Eddie Lowery was a soldier stationed in Fort Riley, Kansas, in 1982, when he was sentenced to 11-years to-life in prison after being convicted of aggravated rape, assault and burglary.
He had not committed the crime.
"You’re just wondering why this happens to you. Why?" Lowery says. "Why didn't the system protect you when you’re in the interrogation room telling them you’re innocent?"
People who've been wrongfully convicted make up an estimated 2-7% of the country's prison population, according to the Midwest Innocence Project, a non-profit organization that helps investigate wrongful convictions.
Once someone is convicted, their cases are considered solved, or closed. But when police investigate new crime scenes, there's often no way for investigators or defense attorneys to know whether DNA that could potentially exonerate someone is checked against cases that have already been closed.
"When someone's already convicted, what does law enforcement do with it? Does it even get to the prosecutor? Does it get to anyone? We just don’t know," says Tricia Bushnell, the Midwest Innocence Project's executive director.
Bushnell's organization was among the parties who approached Kansas State Sen. David Haley, who serves on the Senate's Judiciary Committee and introduced legislation to create a task force unlike any other in the country. A Closed Case Task Force ideally would set precedent nationwide by developing a protocol on the notification system for DNA evidence.
A task force comprised of 14 stakeholders would develop a reporting system for DNA evidence, ensuring all associated parties in closed and cold cases are notified when a match is found in the system.
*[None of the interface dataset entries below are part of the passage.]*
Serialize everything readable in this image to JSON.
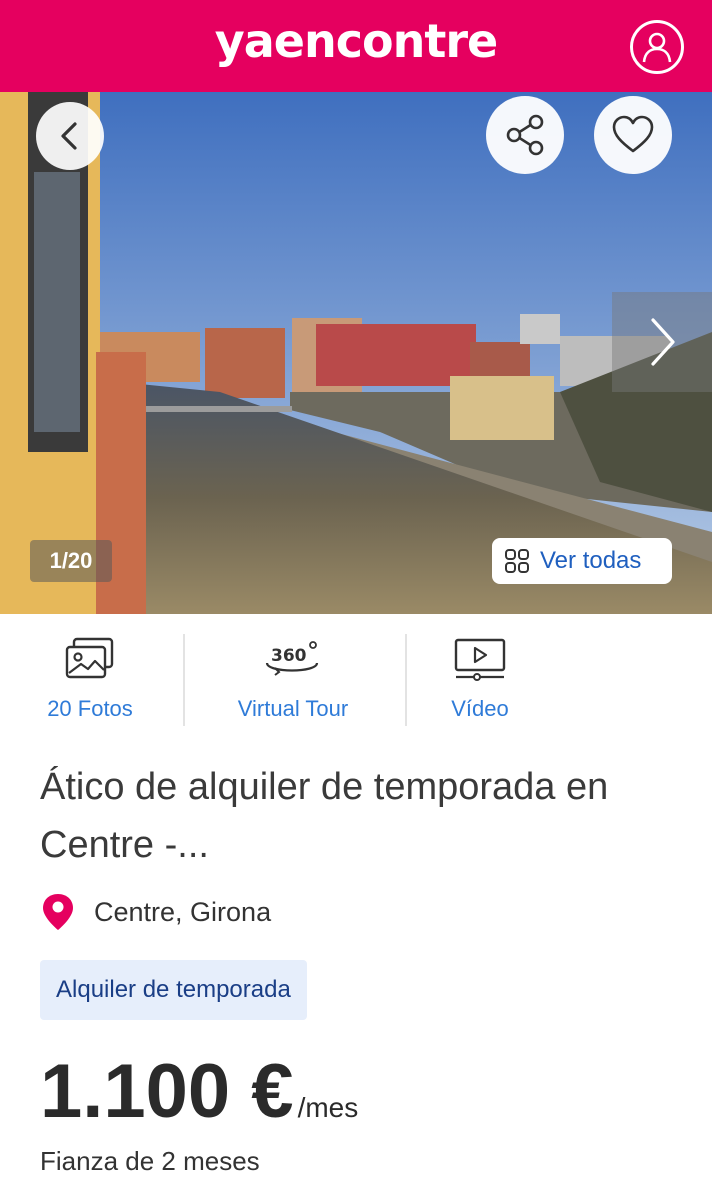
{
  "header": {
    "logo": "yaencontre",
    "user_icon": "user-icon",
    "brand_color": "#e5005f"
  },
  "gallery": {
    "counter": "1/20",
    "see_all_label": "Ver todas",
    "back_icon": "chevron-left-icon",
    "share_icon": "share-icon",
    "favorite_icon": "heart-icon",
    "next_icon": "chevron-right-icon",
    "grid_icon": "grid-icon"
  },
  "media_tabs": [
    {
      "label": "20 Fotos",
      "icon": "photos-icon"
    },
    {
      "label": "Virtual Tour",
      "icon": "360-icon"
    },
    {
      "label": "Vídeo",
      "icon": "video-icon"
    }
  ],
  "tour_icon_text": "360",
  "listing": {
    "title": "Ático de alquiler de temporada en Centre -...",
    "location": "Centre, Girona",
    "location_icon": "map-pin-icon",
    "badge": "Alquiler de temporada",
    "price": "1.100 €",
    "price_unit": "/mes",
    "deposit": "Fianza de 2 meses"
  },
  "colors": {
    "accent_blue": "#2f7bd8",
    "badge_bg": "#e6eefb",
    "badge_text": "#1a3e86"
  }
}
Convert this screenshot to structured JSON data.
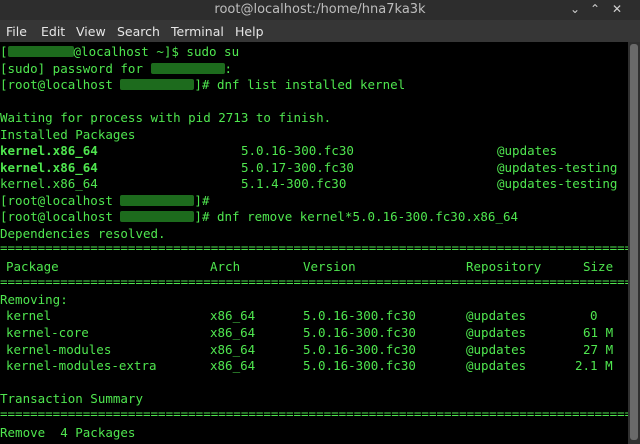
{
  "window": {
    "title": "root@localhost:/home/hna7ka3k",
    "minimize_glyph": "⌄",
    "maximize_glyph": "⌃",
    "close_glyph": "✕"
  },
  "menu": [
    "File",
    "Edit",
    "View",
    "Search",
    "Terminal",
    "Help"
  ],
  "colors": {
    "text": "#4fe64f",
    "background": "#000000",
    "redaction": "#1d6b1d"
  },
  "terminal": {
    "l01a": "[",
    "l01b": "@localhost ~]$ sudo su",
    "l02a": "[sudo] password for ",
    "l02b": ":",
    "l03a": "[root@localhost ",
    "l03b": "]# dnf list installed kernel",
    "l05": "Waiting for process with pid 2713 to finish.",
    "l06": "Installed Packages",
    "l07": [
      "kernel.x86_64",
      "5.0.16-300.fc30",
      "@updates"
    ],
    "l08": [
      "kernel.x86_64",
      "5.0.17-300.fc30",
      "@updates-testing"
    ],
    "l09": [
      "kernel.x86_64",
      "5.1.4-300.fc30",
      "@updates-testing"
    ],
    "l10a": "[root@localhost ",
    "l10b": "]#",
    "l11a": "[root@localhost ",
    "l11b": "]# dnf remove kernel*5.0.16-300.fc30.x86_64",
    "l12": "Dependencies resolved.",
    "separator": "==============================================================================================================",
    "table_header": [
      "Package",
      "Arch",
      "Version",
      "Repository",
      "Size"
    ],
    "removing_label": "Removing:",
    "rows": [
      [
        "kernel",
        "x86_64",
        "5.0.16-300.fc30",
        "@updates",
        "0"
      ],
      [
        "kernel-core",
        "x86_64",
        "5.0.16-300.fc30",
        "@updates",
        "61 M"
      ],
      [
        "kernel-modules",
        "x86_64",
        "5.0.16-300.fc30",
        "@updates",
        "27 M"
      ],
      [
        "kernel-modules-extra",
        "x86_64",
        "5.0.16-300.fc30",
        "@updates",
        "2.1 M"
      ]
    ],
    "transaction_summary": "Transaction Summary",
    "remove_summary": "Remove  4 Packages"
  }
}
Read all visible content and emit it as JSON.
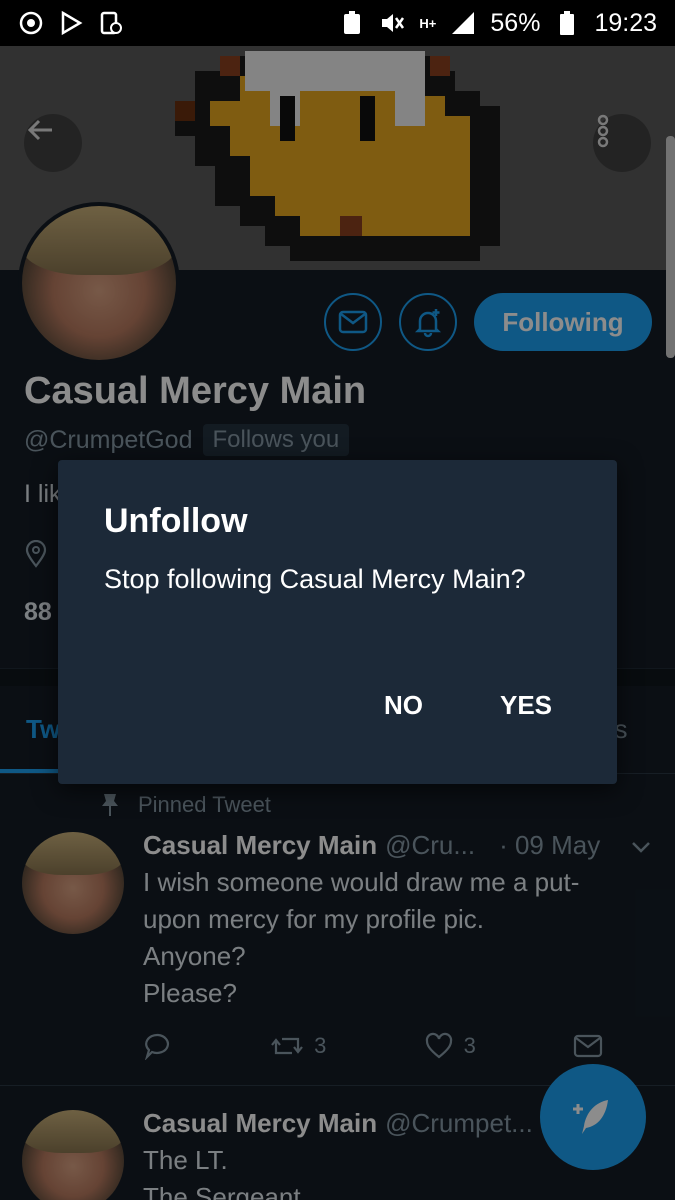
{
  "status_bar": {
    "signal_label": "H+",
    "battery": "56%",
    "time": "19:23"
  },
  "profile": {
    "name": "Casual Mercy Main",
    "handle": "@CrumpetGod",
    "follows_you": "Follows you",
    "bio_partial": "I lik",
    "count_partial": "88",
    "following_label": "Following"
  },
  "tabs": {
    "left_partial": "Tw",
    "right_partial": "es"
  },
  "tweets": [
    {
      "pinned_label": "Pinned Tweet",
      "name": "Casual Mercy Main",
      "handle": "@Cru...",
      "time": "· 09 May",
      "lines": [
        "I wish someone would draw me a put-",
        "upon mercy for my profile pic.",
        "Anyone?",
        "Please?"
      ],
      "retweets": "3",
      "likes": "3"
    },
    {
      "name": "Casual Mercy Main",
      "handle": "@Crumpet...",
      "lines": [
        "The LT.",
        "The Sergeant"
      ]
    }
  ],
  "dialog": {
    "title": "Unfollow",
    "message": "Stop following Casual Mercy Main?",
    "no_label": "NO",
    "yes_label": "YES"
  },
  "colors": {
    "accent": "#1da1f2",
    "background": "#141d26",
    "dialog": "#1c2938"
  }
}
"It's not a creation of new testing. It's not going back and opening new evidence. It's saying when this hit happens, who gets notified," Bushnell says.
"It's really a public safety issue," she explained. "We know of 350 DNA exonerations. We've identified the real perpetrator in about 180 of those cases who went on to commit over 130 other crimes, many of which are rapes and homicides. So we want to know we're getting the right folks and keeping people safe."
Haley has championed several ideas that he said provide more checks and balances within the criminal justice system, including compensation for those wrongly convicted and witness identification benchmarks.
"To bring yet another tool to make sure that those that shouldn't be serving are exonerated, and those that should be are then incarcerated, is something that I think that serves social utility across the board," Haley says.
The bill made it through the House and is now in a conference committee. Legislature is currently in recess until May, but Haley says he feels confident the bill will pass.
Such a task force could have been pivotal in a case like Lowery's.
Lowery was exonerated in 2003 after serving 10 years. Seven years later, the true perpetrator was sentenced to 10-to 20-years for the same crime.
While in prison, Lowery was dishonorably discharged from the Army and his relationships with his family were destroyed.
"I had a 3-year-old daughter at time," Lowery said. "I missed out on her growing up and bonding there."
After completing required courses, Lowery was released on parole but spent more than a decade labeled as a convicted felon and registered sex offender.
But Lowery says he never gave up hope that he'd be able to prove his innocence.
"It was just a real traumatic, horrible experience for me and I was very happy that I was able to prove my innocence," Lowery says. "It took 27 years, I think, to find the real perpetrator. So he ran free for 27 years after raping a woman that they convicted me of raping."
Elizabeth Ruiz is an intern for KCUR's Up To Date. Contact her at firstname.lastname@example.org.